● Your task
Each line of the entries that mentions the string "caption" needs to be reported.

━━ Raw data

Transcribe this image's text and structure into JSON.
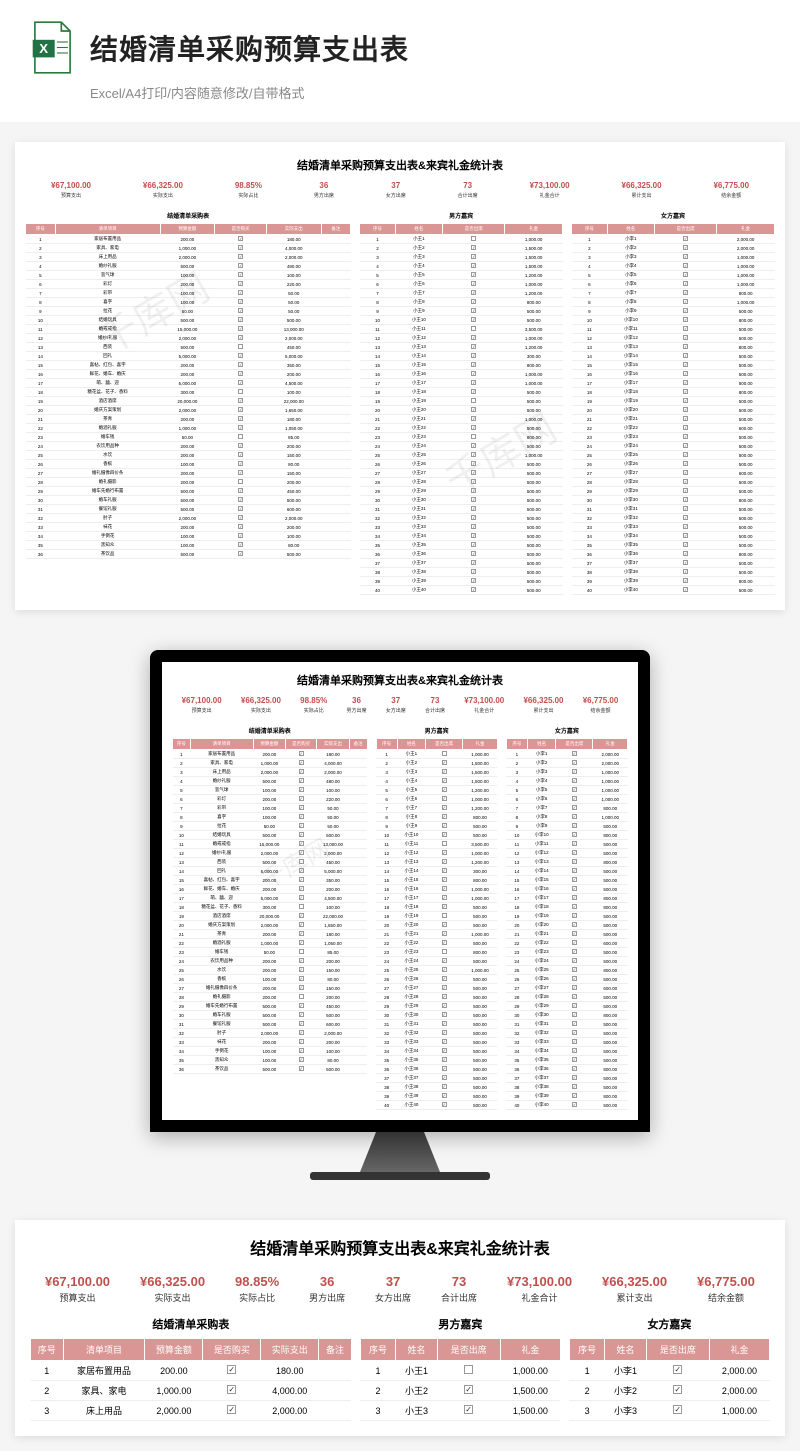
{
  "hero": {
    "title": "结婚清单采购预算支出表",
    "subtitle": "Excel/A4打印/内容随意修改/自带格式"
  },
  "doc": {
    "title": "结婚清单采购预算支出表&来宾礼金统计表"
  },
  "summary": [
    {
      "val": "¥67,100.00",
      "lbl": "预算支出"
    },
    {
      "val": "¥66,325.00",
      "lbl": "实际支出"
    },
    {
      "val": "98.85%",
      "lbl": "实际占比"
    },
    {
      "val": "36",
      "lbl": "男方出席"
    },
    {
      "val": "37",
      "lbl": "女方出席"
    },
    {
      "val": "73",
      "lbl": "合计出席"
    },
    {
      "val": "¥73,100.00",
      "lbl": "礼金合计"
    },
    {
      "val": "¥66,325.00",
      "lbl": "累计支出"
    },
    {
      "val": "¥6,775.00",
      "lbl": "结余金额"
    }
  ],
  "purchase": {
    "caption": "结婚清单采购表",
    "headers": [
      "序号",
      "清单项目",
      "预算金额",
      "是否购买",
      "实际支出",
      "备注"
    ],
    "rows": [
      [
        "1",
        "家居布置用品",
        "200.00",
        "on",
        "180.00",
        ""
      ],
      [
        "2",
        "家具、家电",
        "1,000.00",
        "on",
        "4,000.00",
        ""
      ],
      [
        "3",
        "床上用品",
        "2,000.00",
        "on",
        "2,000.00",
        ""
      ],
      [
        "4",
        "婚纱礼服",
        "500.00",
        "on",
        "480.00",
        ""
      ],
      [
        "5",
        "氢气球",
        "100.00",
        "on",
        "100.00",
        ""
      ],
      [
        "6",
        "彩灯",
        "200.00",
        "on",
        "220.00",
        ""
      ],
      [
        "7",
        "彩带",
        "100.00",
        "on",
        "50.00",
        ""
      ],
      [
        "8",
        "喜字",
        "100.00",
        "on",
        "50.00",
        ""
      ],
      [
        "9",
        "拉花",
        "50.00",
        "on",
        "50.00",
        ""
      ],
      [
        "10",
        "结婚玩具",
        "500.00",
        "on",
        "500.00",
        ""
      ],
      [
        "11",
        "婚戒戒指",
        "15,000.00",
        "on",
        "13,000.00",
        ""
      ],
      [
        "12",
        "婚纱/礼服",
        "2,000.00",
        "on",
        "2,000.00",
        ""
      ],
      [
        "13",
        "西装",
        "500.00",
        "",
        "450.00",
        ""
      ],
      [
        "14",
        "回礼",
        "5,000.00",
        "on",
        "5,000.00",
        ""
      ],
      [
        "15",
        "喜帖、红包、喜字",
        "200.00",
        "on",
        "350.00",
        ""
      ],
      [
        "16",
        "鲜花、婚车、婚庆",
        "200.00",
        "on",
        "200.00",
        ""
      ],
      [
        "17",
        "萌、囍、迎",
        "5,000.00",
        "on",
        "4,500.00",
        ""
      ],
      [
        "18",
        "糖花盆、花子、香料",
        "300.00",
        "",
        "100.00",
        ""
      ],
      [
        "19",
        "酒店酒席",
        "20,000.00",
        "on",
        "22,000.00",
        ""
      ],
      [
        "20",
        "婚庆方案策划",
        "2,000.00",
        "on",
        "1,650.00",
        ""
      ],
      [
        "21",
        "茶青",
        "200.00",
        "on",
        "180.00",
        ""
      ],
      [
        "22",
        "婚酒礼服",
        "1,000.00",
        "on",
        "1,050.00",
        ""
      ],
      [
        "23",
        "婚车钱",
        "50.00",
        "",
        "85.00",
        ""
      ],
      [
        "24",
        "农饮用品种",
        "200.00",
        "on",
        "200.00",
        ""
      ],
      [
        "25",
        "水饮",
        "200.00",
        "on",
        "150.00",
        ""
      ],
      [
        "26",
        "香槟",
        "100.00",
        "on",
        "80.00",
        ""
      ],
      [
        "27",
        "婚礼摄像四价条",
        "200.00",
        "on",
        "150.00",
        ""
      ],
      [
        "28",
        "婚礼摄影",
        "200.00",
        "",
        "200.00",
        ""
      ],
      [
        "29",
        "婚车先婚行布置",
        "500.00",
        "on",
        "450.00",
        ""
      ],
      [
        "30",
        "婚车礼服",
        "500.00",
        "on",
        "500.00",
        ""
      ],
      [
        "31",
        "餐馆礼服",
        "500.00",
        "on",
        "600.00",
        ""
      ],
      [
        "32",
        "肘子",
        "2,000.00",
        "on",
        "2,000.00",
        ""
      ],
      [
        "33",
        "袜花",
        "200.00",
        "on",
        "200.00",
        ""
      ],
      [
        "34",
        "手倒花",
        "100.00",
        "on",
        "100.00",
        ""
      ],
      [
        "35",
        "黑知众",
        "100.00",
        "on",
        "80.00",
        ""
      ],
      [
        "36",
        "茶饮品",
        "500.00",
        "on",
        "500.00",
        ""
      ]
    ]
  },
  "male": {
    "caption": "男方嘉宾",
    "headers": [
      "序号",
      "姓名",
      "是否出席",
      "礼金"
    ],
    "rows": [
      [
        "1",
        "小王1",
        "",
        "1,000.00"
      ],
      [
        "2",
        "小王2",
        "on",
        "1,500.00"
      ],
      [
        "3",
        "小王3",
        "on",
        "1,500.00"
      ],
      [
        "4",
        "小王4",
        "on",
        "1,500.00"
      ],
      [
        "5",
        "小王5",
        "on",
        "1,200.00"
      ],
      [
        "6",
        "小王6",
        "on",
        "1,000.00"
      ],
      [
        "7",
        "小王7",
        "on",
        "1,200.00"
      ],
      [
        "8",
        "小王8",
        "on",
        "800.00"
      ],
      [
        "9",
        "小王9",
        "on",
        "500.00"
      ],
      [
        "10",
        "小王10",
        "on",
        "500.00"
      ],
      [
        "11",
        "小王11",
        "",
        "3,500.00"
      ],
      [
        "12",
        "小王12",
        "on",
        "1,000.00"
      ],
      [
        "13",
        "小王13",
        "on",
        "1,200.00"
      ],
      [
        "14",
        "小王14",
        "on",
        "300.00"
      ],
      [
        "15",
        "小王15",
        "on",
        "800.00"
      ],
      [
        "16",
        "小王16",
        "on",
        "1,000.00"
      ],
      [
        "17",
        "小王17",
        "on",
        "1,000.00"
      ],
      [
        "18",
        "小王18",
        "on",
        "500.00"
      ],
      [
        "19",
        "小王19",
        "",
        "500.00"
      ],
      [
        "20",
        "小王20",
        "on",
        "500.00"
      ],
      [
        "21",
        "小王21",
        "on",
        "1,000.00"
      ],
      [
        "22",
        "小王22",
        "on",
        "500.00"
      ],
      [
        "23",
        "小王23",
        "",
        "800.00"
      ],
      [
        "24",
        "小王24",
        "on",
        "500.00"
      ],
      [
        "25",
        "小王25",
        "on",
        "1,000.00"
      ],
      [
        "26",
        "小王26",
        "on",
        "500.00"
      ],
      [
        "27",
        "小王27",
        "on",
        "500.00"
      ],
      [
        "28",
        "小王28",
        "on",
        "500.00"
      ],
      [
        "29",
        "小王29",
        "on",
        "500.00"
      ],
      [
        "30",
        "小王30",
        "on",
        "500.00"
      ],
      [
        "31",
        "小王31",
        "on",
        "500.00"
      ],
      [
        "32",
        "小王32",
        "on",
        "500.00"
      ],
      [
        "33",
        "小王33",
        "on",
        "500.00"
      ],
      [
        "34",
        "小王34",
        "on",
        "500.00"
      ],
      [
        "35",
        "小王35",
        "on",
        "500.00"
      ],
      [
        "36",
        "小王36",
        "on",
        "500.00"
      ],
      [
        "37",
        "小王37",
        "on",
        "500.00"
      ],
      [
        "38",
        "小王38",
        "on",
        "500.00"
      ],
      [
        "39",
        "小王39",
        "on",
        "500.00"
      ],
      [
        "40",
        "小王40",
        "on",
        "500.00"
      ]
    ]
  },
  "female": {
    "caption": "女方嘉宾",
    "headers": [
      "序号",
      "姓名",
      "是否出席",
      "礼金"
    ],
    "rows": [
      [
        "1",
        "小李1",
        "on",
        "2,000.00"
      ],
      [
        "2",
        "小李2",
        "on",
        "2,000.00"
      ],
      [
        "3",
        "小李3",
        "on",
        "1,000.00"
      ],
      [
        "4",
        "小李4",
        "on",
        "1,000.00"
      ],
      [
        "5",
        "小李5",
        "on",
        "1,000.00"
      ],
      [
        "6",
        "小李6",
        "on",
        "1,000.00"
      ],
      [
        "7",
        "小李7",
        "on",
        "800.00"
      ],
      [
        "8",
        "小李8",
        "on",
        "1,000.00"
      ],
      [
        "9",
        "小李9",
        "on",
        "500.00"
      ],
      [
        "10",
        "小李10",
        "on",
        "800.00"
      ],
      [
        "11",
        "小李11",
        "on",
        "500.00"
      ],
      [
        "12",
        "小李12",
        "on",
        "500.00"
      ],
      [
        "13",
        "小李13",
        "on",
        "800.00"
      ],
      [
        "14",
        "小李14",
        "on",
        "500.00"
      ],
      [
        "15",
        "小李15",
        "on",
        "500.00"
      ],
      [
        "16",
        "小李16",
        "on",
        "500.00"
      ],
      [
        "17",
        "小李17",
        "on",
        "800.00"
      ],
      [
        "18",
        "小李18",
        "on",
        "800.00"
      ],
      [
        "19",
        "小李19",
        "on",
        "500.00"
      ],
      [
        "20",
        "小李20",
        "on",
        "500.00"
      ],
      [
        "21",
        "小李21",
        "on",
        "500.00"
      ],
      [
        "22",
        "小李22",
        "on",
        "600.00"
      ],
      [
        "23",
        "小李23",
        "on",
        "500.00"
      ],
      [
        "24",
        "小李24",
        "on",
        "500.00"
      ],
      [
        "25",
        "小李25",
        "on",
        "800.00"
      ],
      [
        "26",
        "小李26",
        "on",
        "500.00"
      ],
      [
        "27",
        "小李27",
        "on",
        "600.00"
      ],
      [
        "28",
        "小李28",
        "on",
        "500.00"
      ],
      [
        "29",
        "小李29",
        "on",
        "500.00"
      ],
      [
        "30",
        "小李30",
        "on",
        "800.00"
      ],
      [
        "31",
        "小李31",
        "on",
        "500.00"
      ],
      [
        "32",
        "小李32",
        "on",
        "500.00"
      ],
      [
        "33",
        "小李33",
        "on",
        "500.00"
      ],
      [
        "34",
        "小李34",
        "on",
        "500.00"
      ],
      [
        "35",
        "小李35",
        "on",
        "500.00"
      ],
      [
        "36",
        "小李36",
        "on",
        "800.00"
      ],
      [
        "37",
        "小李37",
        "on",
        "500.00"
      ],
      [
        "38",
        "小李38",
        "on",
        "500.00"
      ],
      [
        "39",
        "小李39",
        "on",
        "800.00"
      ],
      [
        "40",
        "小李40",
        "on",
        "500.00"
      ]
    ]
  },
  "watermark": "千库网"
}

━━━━

● Task output
    "caption": "结婚清单采购表",
    "caption": "男方嘉宾",
    "caption": "女方嘉宾",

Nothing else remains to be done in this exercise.